Play the guitar and considered playing the ukulele? You already know the shapes – the names are just different. Here is a good explanation –https://flamencoukulele.com/tips/converting-chords
This is an excellent and short tutorial on how to read music. It is only 5 minutes long and offers a good foundation to get started reading music. It is short enough that you can (and should) watch it several times until you understand it.
Many in my area have spent the last month dealing with Hurricane Florence. #OverIt
In honor of anyone who has dealt with one, here is a fun hurricane song tutorial by The Ukulele Teacher…
If you play a string instrument and like any of these styles of music (Bluegrass, Old-Timey, Celtic, Gypsy-Jazz, etc.) you may like this Website – it offers free backing recordings for playing along with. You can slow down or speed them up.
There is also a section of common Chord Progressions to practice.
This is similar but a little less daunting. It includes the words, but you can’t slow down, etc. https://toneway.com/songs
I use Chrome browser on my laptop and my audio volumes were too soft and so I searched for a solution and found this.
It works great!
“Fraser Valley Regional Library adds 21 new ukuleles to its playground”

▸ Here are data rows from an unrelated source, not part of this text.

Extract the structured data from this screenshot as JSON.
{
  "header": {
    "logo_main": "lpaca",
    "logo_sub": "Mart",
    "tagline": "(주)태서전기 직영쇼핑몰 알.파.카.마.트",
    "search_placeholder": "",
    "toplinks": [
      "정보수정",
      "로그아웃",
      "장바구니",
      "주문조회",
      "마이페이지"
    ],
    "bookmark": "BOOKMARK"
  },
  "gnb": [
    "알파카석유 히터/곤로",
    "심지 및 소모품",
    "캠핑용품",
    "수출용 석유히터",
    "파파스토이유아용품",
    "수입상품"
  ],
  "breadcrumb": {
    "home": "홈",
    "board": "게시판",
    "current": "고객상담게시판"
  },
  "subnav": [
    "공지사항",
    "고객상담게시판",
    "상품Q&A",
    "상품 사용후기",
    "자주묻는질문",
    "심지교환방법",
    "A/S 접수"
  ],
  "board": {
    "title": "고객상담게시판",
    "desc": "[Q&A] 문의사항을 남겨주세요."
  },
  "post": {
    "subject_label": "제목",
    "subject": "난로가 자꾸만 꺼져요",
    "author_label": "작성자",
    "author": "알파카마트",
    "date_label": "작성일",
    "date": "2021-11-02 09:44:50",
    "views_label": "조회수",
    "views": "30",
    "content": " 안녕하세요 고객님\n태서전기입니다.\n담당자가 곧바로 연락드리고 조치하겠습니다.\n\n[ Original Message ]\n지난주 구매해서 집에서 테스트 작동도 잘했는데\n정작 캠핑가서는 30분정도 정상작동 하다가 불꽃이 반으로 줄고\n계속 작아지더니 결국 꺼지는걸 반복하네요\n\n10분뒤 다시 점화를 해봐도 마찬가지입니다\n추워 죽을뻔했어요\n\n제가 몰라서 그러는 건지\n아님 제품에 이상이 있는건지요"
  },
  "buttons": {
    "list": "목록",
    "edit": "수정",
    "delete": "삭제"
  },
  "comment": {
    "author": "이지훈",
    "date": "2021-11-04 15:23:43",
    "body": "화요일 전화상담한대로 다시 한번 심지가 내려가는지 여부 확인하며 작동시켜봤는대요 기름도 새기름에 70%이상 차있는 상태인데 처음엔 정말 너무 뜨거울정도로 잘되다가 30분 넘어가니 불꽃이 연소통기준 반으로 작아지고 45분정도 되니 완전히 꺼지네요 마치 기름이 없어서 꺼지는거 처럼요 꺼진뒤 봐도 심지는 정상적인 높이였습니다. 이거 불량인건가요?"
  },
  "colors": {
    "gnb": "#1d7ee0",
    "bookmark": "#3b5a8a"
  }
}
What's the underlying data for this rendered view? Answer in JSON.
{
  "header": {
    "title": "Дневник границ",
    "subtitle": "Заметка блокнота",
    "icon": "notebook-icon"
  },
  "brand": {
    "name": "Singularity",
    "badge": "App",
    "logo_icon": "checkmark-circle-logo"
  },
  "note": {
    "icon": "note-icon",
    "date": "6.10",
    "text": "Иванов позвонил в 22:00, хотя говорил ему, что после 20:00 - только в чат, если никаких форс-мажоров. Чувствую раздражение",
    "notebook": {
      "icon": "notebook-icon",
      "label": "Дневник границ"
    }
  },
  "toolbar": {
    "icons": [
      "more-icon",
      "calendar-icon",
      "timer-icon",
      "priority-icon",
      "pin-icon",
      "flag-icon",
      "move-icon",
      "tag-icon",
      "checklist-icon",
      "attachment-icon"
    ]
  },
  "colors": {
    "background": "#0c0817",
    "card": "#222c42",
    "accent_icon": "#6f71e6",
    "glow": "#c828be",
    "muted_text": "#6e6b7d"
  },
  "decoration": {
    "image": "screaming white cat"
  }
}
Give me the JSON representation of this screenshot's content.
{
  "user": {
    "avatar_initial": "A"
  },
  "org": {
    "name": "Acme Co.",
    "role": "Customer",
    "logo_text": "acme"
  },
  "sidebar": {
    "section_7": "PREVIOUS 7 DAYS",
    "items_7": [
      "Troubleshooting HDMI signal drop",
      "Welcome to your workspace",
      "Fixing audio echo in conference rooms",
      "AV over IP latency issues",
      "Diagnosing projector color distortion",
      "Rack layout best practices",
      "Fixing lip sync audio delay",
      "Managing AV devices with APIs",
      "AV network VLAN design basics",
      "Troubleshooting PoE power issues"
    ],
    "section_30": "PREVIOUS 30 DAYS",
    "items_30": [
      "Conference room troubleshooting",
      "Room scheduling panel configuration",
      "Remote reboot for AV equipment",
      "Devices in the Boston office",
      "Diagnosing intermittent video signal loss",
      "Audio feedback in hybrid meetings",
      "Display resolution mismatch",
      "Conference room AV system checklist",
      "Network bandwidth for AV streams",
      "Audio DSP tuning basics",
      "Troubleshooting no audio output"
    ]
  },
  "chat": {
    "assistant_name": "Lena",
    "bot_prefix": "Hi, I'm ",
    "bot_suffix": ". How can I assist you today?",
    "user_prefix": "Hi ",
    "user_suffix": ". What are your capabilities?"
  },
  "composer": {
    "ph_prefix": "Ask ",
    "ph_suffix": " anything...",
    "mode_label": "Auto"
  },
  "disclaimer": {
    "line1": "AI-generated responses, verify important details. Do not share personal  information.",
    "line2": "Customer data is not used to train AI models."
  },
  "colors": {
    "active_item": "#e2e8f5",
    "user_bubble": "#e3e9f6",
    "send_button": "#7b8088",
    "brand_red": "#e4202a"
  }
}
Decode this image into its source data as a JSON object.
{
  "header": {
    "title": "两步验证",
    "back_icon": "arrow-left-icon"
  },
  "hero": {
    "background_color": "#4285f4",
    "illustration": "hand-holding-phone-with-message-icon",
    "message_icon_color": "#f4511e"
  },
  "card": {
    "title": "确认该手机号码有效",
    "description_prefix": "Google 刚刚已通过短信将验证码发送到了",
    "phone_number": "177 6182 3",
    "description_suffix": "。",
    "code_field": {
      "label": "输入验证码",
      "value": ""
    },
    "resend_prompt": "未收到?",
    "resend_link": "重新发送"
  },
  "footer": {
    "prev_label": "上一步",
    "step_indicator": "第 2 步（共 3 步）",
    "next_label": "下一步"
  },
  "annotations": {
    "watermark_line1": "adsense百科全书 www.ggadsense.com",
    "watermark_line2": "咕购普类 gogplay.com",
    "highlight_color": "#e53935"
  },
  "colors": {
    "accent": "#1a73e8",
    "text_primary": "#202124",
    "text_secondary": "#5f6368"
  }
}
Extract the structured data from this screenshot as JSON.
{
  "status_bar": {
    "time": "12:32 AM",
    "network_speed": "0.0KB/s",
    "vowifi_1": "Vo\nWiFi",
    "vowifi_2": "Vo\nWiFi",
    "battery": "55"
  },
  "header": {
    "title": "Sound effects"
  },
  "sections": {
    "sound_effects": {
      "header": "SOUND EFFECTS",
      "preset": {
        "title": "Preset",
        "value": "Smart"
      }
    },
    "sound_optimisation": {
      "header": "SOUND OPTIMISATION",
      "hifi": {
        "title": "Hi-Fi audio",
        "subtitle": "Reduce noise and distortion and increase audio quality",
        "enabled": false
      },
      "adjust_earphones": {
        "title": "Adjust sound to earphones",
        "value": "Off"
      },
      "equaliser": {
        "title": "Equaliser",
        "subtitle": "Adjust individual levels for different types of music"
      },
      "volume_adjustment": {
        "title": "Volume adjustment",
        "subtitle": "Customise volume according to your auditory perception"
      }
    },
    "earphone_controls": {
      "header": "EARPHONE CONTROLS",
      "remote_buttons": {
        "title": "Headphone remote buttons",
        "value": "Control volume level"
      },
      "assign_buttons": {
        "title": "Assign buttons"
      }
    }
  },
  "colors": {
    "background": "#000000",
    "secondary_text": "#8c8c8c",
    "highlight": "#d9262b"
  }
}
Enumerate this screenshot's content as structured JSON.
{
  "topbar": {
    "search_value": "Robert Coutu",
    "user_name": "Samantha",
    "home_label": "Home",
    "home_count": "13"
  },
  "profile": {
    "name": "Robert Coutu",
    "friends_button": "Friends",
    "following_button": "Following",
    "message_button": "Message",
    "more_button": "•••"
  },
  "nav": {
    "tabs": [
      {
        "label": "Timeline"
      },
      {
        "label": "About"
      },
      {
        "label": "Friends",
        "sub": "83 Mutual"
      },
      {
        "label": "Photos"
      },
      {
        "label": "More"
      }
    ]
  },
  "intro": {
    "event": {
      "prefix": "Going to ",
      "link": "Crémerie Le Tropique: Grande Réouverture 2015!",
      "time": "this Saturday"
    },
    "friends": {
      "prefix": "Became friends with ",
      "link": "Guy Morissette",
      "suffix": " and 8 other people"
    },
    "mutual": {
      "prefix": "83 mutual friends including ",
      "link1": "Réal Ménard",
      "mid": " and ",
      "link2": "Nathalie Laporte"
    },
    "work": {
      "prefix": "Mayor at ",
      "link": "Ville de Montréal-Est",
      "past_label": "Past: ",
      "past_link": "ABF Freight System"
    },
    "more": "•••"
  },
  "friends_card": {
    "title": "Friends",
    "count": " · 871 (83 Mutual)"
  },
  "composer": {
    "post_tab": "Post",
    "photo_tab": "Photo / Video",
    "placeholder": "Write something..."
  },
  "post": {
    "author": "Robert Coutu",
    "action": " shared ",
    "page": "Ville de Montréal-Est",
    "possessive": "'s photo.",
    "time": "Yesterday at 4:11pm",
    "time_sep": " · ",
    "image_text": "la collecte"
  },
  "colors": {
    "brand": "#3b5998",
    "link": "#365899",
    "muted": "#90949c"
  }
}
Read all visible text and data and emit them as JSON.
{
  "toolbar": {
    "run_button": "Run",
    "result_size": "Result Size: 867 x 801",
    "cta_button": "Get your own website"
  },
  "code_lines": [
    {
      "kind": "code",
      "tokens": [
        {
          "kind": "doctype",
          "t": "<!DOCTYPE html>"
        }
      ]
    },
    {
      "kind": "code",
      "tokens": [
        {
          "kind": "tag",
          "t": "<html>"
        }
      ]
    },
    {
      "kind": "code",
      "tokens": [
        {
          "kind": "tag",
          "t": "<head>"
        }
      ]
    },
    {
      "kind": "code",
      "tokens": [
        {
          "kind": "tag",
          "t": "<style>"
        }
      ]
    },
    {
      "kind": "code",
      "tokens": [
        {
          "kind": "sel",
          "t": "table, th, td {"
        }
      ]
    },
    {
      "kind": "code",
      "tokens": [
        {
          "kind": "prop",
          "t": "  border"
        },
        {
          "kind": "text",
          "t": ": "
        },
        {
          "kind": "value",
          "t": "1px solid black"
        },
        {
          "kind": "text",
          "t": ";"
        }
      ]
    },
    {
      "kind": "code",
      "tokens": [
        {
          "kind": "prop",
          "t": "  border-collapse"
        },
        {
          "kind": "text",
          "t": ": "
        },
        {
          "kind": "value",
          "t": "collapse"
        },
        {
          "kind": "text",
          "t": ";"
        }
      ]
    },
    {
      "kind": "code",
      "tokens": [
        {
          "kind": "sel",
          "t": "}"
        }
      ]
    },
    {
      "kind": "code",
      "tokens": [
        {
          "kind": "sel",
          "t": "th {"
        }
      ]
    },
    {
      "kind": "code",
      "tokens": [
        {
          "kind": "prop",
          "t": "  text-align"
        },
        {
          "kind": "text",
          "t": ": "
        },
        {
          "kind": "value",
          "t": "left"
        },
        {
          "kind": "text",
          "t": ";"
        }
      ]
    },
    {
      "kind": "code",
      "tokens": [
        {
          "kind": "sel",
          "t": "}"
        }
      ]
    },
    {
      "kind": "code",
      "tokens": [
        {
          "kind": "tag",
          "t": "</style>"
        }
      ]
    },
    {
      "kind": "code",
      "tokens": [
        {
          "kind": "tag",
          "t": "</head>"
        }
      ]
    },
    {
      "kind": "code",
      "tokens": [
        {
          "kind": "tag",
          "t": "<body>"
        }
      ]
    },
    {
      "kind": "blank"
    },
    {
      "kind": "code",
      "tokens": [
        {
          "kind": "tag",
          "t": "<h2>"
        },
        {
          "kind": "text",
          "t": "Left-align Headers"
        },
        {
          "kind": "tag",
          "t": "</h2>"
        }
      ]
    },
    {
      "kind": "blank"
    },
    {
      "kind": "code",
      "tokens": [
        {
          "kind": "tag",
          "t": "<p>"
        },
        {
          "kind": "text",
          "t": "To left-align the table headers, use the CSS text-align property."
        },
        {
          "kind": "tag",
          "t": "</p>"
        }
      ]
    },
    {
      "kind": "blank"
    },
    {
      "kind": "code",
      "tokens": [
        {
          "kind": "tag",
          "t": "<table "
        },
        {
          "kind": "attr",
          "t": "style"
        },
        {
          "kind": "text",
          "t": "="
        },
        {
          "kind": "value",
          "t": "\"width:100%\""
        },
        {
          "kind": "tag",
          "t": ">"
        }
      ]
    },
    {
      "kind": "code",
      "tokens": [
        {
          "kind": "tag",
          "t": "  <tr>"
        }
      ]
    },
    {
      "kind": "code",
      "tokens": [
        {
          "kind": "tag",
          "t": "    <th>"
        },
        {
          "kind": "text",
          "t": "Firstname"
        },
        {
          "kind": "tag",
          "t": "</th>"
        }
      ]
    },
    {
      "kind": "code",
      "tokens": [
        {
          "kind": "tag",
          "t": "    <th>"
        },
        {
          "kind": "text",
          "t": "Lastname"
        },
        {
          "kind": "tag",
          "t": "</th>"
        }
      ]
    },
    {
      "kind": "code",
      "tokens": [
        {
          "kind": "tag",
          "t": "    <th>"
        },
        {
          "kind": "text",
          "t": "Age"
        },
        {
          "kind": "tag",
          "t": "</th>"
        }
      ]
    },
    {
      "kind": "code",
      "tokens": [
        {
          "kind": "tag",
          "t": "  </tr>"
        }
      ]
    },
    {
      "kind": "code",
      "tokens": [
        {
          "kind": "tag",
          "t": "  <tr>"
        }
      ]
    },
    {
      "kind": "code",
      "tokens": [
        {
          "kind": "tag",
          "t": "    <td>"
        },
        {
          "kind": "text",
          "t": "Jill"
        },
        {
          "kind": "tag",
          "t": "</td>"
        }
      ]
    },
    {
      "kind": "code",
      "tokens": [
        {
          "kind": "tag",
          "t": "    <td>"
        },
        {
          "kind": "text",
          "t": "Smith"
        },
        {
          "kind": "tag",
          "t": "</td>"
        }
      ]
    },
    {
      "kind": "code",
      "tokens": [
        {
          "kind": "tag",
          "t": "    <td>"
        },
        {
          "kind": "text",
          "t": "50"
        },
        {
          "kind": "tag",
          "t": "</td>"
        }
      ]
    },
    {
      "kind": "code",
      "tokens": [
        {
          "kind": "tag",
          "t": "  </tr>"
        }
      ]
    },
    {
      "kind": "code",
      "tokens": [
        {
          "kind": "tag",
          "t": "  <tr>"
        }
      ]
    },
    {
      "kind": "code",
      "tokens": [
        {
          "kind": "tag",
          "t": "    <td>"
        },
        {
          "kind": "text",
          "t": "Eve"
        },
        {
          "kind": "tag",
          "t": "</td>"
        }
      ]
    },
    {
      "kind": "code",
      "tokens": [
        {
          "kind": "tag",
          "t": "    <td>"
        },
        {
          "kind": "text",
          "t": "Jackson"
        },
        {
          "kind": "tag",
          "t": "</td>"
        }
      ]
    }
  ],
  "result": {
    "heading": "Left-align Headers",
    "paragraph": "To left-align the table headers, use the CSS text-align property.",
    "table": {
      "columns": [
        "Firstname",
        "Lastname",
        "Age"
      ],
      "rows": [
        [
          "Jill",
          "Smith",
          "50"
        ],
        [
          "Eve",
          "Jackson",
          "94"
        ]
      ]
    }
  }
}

“FVRL will celebrate the donation and collection expansion with a Ukulele Jamboree Celebration at the Terry Fox Library, 2470 Mary Hill Rd, Port Coquitlam, on Tuesday, May 22, at 6 p.m. The event, open to everyone, will include family friendly activities, prizes, and, of course some ukulele jammin.’
The ukulele is small, portable, easy to learn, and fun to play. FVRL cardholders can borrow the ukuleles, free of charge, for a two-week period. Each comes in a kit that includes a ukulele, a soft ukulele case, a digital tuner and a beginner’s ukulele book.”
Isn’t that cool!!!
NextAvenue.org posted an interesting article about Senior Citizens and the value of music in their lives. The article was entitled, “Music Matters for Older Adults: Just ask these six people who are in their 60s, 70s, 80s and 90s“
The title of this post came from Jan Fox’s words. Ms. Fox, 83, in retirement “took up line dancing, which she now teaches, and then a friend suggested learning to play the ukulele. Fox, who lives in Austin, Texas, did just that….”
She even started a performance group.